There may be more updates in autism's gadfly about the fascinating saga of secretin so stay tuned.
Am I just using autism as an excuse?
This thinking is not unique to her, it seems pretty pervasive throughout the adherents of the neurodiversity movement. Michelle Dawson seems to imply that the only reason autistics have bad outcomes is societal. If autistics were not discriminated against they would do as well as others. We also have Larry Arnold who makes analogies with a work of fiction, The Country of the Blind showing that autistics could function well if given the necessary accommodations. We have Ari Neeman and the rest of ASAN who claim they are opposed to a cure, a cure is not necessary because being anti-cure is not anti-progress. Their solution to the problem is to take umbrage at every perceived slight that happens to autistic people. Therefore the campaign against NYU's ransom notes ads and criticizing the film tropic thunder for using the word 'retard' in a non-malicious manner are somehow progress.
I posted a comment to her asking her to please be more specific. Just how can these problems be solved. Similarly to the rest of her neurodiversity colleagues she neglected to give specific answers. However, there is some very good news for persons affected by autism who feel they suffer tremendously from their or their loved one's autism. All one has to do is go to the neurodiversity forums Aspies For Freedom and Wrongplanet.net and post exactly what the specific problem is. One of the other posters there will have a solution. I can't get over what wonderful news this is for parents, who have to pay many thousands of dollars for ABA treatments, DAN protocols, special Ed attornies to pursue claims under the IDEA that they feel will help their child with autism etc. All of this great expense and effort is absolutely unnecessary. Someone in one of these two forums will have the solution as to what to do. They will post it on the internet for you free of charge. No need for any of these expensive treatments. Autism speaks can now disband, they don't need to do walks to promote fundraising. This is just wonderful news :).

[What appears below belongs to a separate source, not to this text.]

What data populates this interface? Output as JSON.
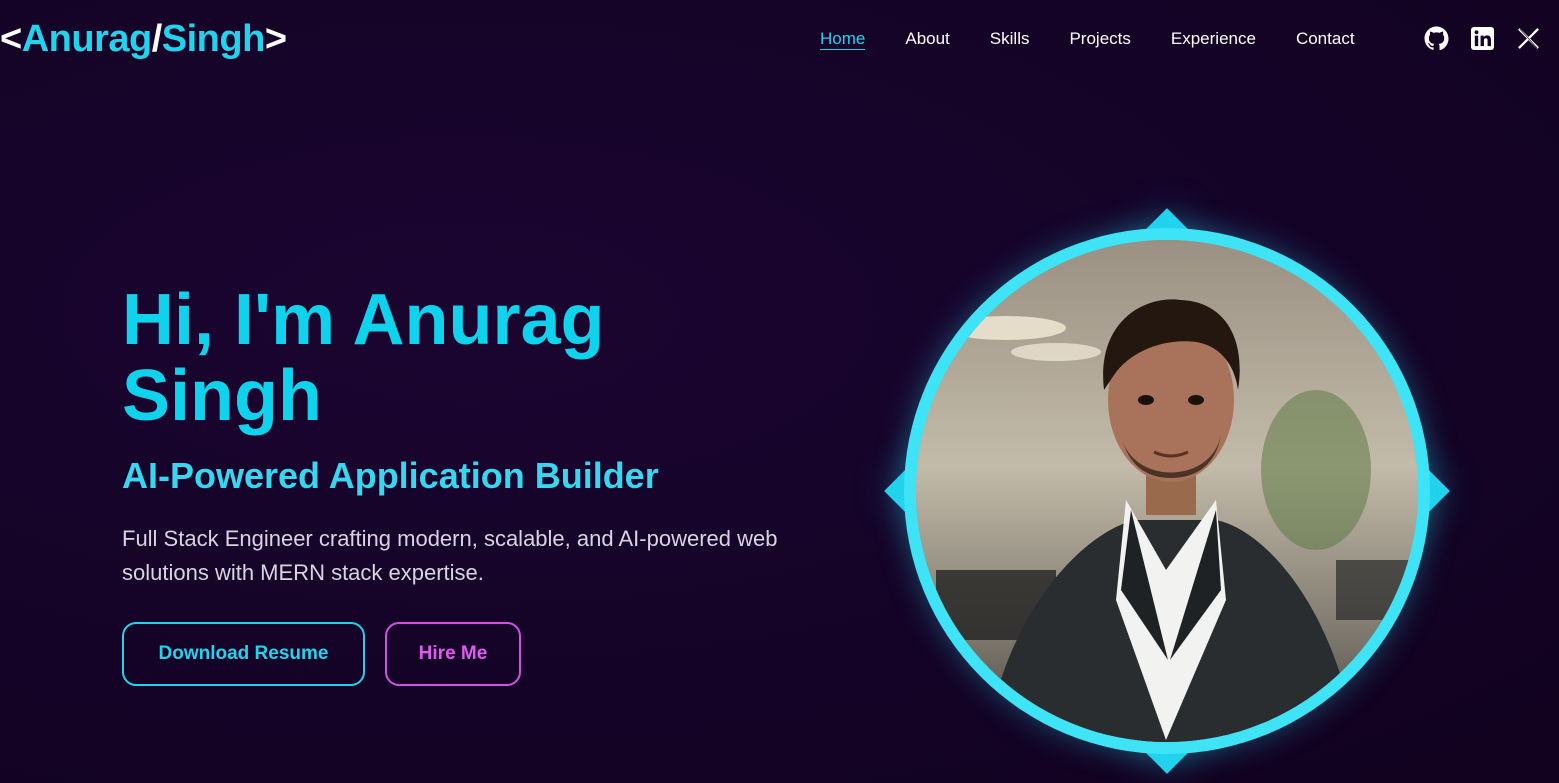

It is such a shame that there was no internet, no aspies for freedom and no wrongplanet.net in the 1960s to guide my parents when they were looking so hard for a cure for me that was unnecessary. They would not have needed to pay for private special education schools, occupational therapists and expensive psychoanalysis. All they would have had to do was post on one of these two forums and one of the geniuses there would have come up for a solution to my problems for which autism was obviously not responsible for.
This sort of thinking is why I have in my motto "We Don't need no stinkin' neurodiversity". This kind of dangerous thinking is why I urge people to just say no to neurodiversity here http://www.jonathans-stories.com/non-fiction/neurodiv.html.
I still remember the outrage at Michael Savage's comments about autism not being real and 90% of autistic kids being just brats and people using their autism as an excuse to collect government benefits.
Is Chaotic Idealism's post so much different from Mr. Savage's? I don't think so. Will there be the same outrage at her comments, I wonder.